Storm Tactics While at Sea

When a storm is approaching, it’s essential to have a plan in place and be ready to take action. Here are some storm tactics to consider while at sea:

Reducing Sail

As the wind increases, it’s important to reduce sail area to maintain control of your boat and minimize the risk of damage. This process, known as reefing, involves lowering the sail and securing it with reef points or using a roller furling system. Be prepared to reef early and often as conditions worsen.


Heaving-to is a storm tactic that involves positioning the boat at a specific angle to the wind and waves, allowing it to “park” and ride out the storm with minimal effort. To heave-to, adjust the sails and rudder so that the boat is slightly off the wind, with the bow pointed into the waves. This can provide a relatively stable and comfortable platform for the crew to rest and wait out the storm.

Running with the Storm

In some cases, it may be necessary to run with the storm, either to avoid a dangerous lee shore or to maintain control of the boat in extreme conditions. This tactic involves sailing downwind, with the wind and waves pushing the boat from behind. Be prepared to use a drogue or sea anchor to help control your speed and prevent broaching (when the boat is pushed sideways by a wave and is at risk of capsizing).

Lying Ahull

Lying ahull is a last-resort storm tactic that involves allowing the boat to drift freely, with no sails set and the rudder centered. This can be a risky maneuver, as it leaves the boat vulnerable to being rolled or capsized by large waves. However, it may be necessary in extreme conditions when other tactics are not feasible.

Safety Equipment and Procedures

Having the right safety equipment and procedures in place is crucial for storm survival. Here are some key items and practices to consider:

  • Life jackets: Ensure that all crew members are wearing properly fitted life jackets with harnesses and tethers. This will help prevent overboard incidents and make it easier to recover anyone who does fall overboard.
  • Jacklines: Install jacklines (strong lines or webbing that run the length of the boat) and have crew members clip their tethers to these lines when moving around the deck. This will help prevent falls and keep crew members secured to the boat.
  • Communication: Maintain regular communication with your crew, both to keep everyone informed of the situation and to provide reassurance and support. Use a VHF radio to monitor weather updates and communicate with other vessels or rescue services if necessary.
  • Stay below deck: As much as possible, keep crew members below deck during the storm to minimize the risk of injury from flying debris or being swept overboard.

After the Storm: Assessing Damage and Moving Forward

Once the storm has passed, it’s important to assess any damage to your boat and make any necessary repairs before continuing your journey.
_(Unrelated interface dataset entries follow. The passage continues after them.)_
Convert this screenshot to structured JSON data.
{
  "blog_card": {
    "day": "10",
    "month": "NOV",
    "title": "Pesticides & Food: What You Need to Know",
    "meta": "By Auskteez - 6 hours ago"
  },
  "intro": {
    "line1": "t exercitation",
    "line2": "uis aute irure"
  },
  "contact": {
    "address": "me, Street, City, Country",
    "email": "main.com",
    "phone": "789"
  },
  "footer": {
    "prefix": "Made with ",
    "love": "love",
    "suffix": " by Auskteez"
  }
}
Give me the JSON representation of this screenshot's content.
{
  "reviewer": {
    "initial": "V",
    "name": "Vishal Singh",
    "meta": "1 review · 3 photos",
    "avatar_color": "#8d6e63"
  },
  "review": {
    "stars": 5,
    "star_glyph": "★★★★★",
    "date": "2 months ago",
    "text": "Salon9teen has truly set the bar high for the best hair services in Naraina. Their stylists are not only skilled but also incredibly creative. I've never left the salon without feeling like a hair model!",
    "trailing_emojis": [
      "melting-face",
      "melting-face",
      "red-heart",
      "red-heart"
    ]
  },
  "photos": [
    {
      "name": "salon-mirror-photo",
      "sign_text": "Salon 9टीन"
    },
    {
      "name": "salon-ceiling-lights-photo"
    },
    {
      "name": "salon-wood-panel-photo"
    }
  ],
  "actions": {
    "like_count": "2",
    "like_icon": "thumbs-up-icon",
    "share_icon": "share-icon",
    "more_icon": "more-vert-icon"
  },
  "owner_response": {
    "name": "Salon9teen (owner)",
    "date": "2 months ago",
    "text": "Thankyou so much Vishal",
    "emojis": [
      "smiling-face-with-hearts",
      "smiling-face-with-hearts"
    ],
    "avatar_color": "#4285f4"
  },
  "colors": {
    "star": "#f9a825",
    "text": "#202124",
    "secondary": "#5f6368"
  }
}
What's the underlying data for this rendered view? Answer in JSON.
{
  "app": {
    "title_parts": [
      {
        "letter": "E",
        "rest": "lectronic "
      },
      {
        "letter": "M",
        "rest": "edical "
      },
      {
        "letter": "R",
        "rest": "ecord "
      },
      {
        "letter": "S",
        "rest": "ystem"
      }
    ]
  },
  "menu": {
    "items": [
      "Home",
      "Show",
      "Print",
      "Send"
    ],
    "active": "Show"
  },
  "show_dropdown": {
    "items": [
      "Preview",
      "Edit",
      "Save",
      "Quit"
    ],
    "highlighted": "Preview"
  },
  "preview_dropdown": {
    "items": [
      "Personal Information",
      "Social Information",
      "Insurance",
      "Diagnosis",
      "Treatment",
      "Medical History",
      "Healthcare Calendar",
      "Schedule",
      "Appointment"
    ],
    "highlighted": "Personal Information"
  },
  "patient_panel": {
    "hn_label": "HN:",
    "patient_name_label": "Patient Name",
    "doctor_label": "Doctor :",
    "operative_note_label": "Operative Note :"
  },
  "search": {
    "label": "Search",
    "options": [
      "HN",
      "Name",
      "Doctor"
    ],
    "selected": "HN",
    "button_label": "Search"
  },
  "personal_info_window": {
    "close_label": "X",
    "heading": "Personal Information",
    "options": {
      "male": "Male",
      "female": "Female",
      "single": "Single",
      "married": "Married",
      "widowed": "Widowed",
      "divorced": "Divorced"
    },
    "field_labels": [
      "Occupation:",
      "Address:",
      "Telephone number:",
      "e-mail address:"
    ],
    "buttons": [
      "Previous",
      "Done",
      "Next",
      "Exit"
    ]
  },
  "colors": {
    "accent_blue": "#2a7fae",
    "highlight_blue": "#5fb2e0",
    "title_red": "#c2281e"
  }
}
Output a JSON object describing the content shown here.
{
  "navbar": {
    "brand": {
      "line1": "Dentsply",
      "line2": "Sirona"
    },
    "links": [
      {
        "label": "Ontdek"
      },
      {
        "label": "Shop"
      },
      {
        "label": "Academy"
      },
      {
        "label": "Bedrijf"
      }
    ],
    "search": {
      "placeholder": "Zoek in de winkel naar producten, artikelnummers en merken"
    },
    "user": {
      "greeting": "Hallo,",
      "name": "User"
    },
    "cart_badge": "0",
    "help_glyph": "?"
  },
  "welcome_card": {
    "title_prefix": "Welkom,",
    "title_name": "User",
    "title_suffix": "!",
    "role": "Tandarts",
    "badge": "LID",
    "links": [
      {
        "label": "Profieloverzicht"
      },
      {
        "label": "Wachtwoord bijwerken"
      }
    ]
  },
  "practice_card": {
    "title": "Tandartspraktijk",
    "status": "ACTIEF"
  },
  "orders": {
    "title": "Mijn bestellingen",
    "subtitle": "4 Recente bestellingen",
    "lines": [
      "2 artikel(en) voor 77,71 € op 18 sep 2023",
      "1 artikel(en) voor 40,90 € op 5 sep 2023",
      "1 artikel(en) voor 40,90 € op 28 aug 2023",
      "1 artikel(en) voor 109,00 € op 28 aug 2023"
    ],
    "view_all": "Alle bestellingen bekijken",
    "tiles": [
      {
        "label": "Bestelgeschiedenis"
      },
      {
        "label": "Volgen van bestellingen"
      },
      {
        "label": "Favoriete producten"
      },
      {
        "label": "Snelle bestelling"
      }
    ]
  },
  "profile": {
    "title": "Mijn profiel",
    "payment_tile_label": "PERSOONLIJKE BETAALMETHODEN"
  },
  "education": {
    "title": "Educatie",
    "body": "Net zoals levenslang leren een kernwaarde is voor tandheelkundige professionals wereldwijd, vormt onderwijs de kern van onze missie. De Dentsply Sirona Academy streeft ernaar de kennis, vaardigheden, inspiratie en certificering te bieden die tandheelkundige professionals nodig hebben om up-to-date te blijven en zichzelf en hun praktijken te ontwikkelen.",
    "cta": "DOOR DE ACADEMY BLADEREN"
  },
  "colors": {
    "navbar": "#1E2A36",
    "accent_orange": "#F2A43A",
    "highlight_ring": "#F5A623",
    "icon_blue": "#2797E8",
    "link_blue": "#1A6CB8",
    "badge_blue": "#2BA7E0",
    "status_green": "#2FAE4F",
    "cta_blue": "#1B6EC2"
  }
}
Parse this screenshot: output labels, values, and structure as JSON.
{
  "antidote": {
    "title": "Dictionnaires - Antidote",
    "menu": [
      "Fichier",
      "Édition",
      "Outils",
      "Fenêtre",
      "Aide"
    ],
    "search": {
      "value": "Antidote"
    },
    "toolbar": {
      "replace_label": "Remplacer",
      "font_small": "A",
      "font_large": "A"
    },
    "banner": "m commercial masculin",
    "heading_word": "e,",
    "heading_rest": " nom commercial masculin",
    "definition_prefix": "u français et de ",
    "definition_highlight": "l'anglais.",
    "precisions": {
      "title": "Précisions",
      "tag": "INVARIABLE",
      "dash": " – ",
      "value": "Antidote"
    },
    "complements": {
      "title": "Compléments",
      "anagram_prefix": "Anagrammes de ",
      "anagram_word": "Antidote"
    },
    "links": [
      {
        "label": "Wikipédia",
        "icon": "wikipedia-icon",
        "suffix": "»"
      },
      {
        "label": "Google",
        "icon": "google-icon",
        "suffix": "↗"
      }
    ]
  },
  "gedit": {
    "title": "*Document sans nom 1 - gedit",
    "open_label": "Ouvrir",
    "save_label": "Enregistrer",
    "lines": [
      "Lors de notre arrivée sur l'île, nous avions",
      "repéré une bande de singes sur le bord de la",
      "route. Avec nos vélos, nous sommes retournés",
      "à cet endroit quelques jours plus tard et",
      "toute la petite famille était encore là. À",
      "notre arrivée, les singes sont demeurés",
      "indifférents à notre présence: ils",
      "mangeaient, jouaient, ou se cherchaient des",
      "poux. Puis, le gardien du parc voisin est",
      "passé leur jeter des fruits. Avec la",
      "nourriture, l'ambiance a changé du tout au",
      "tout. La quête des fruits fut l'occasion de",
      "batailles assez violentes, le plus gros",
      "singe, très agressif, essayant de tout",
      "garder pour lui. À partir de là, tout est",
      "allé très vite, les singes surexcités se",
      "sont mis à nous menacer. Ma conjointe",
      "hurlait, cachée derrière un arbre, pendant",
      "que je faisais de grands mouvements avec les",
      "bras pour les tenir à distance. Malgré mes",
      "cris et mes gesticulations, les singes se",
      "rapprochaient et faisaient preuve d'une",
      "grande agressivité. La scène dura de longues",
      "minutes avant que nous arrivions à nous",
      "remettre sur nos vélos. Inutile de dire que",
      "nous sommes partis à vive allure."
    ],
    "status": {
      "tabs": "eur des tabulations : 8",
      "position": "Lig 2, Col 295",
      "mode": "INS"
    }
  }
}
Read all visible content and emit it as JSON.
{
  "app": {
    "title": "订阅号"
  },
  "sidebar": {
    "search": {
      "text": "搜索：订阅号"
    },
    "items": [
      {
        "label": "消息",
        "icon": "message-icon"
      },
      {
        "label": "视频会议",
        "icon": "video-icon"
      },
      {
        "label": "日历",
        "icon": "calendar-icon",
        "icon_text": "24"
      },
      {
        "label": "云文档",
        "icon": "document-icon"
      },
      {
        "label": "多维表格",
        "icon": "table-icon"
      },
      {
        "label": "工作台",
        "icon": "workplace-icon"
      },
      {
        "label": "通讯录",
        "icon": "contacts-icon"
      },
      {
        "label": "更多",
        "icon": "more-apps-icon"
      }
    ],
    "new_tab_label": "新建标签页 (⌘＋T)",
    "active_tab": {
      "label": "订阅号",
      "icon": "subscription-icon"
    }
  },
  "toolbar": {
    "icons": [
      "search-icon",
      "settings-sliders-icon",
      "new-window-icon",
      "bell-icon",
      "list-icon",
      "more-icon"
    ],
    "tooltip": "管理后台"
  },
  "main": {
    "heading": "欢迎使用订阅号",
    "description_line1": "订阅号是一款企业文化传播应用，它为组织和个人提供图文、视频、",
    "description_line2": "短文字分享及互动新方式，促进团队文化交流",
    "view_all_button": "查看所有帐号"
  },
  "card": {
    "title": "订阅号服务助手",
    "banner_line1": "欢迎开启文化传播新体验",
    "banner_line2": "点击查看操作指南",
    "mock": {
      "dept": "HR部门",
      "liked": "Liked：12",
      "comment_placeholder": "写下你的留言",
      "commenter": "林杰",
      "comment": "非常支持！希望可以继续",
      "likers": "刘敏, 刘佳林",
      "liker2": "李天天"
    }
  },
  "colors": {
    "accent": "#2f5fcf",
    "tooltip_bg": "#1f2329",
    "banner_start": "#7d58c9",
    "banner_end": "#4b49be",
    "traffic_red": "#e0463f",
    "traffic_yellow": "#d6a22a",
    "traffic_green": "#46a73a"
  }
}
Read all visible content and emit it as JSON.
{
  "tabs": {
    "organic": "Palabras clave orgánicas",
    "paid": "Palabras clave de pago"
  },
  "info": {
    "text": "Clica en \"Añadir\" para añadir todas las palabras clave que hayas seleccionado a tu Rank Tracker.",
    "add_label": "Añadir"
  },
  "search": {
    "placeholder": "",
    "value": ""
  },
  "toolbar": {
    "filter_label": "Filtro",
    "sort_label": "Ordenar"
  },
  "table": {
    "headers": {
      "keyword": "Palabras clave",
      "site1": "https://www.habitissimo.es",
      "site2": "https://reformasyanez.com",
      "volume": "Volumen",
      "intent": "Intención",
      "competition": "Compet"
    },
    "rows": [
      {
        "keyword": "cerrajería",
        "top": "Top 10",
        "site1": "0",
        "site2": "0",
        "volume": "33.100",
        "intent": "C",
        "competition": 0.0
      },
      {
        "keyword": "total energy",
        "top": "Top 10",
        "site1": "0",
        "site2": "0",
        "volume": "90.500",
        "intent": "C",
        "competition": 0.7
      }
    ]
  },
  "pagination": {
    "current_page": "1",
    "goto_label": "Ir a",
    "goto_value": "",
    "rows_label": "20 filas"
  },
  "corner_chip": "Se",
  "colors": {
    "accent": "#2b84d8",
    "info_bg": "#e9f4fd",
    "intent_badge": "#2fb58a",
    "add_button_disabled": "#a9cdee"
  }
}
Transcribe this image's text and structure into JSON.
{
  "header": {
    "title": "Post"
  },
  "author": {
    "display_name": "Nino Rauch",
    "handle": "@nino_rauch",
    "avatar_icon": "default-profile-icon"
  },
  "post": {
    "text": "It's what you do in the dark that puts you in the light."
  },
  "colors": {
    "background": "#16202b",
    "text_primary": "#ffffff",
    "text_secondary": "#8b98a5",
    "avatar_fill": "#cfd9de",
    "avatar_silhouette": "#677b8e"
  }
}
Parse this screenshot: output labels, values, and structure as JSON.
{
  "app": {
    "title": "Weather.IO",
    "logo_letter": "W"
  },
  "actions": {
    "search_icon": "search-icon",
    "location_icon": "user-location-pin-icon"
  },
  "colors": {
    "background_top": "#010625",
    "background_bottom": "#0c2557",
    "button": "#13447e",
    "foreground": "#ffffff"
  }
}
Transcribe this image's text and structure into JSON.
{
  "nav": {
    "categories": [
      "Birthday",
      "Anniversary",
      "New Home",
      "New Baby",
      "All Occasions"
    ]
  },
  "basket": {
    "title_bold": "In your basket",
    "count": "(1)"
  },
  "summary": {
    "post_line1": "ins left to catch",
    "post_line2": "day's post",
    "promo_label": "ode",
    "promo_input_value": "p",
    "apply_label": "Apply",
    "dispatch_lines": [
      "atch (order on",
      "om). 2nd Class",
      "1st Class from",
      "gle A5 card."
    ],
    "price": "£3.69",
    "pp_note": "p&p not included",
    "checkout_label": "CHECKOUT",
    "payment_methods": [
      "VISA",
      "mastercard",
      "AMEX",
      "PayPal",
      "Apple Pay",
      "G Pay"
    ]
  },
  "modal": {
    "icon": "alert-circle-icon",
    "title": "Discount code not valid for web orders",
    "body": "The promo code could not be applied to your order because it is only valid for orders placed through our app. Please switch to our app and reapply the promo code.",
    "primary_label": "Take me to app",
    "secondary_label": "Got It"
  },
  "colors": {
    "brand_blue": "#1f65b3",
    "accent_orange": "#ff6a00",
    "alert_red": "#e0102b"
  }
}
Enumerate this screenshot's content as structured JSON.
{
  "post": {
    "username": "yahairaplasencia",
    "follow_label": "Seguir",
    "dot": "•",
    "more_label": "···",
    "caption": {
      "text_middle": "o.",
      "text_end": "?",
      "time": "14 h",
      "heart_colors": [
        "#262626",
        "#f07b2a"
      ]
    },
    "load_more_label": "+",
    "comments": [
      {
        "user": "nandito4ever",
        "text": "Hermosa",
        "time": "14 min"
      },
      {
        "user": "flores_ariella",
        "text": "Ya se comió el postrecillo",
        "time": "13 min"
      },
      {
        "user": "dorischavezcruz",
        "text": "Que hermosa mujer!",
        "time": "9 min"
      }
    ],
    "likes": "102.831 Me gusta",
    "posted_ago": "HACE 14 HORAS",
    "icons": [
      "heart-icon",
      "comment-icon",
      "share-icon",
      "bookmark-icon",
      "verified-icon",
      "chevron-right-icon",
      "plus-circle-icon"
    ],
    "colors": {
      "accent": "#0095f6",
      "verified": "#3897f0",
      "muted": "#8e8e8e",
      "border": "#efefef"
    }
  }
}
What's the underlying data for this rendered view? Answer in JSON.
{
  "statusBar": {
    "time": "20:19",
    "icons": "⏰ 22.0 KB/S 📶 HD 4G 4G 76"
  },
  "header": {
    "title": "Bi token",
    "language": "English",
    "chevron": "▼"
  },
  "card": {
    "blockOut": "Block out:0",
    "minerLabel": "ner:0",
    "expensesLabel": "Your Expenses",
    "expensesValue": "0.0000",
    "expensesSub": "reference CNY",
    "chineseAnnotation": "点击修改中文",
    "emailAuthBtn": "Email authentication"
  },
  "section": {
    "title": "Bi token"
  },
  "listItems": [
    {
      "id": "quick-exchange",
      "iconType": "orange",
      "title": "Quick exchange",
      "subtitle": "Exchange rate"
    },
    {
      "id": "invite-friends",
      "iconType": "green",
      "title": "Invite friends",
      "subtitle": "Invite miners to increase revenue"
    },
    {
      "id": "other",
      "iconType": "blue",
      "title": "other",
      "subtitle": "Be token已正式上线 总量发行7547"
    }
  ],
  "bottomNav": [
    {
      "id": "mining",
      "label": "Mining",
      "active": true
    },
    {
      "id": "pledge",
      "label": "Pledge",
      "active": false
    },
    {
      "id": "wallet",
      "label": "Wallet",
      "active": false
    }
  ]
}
Here are some steps to take:

  • Inspect the boat: Conduct a thorough inspection of your boat, both above and below deck. Look for any signs of damage, such as torn sails, broken rigging, or leaks.
  • Make repairs: Repair any damage as best as you can, using the tools and materials you have onboard. If necessary, consider seeking assistance from other vessels or heading to the nearest port for more extensive repairs.
  • Review your plans: Assess your remaining supplies, including fuel, water, and provisions, and adjust your plans accordingly. You may need to alter your route or schedule to account for the time and resources lost during the storm.
  • Learn from the experience: Reflect on your storm tactics and preparation, and consider what you can do differently in the future to improve your safety and resilience in heavy weather.

Sailing through a storm can be a challenging and humbling experience, but with the right preparation, tactics, and mindset, you and your family can emerge stronger and more confident in your abilities. By following the storm safety tips outlined in this article, you’ll be well-equipped to face whatever Mother Nature has in store for your sailing adventures.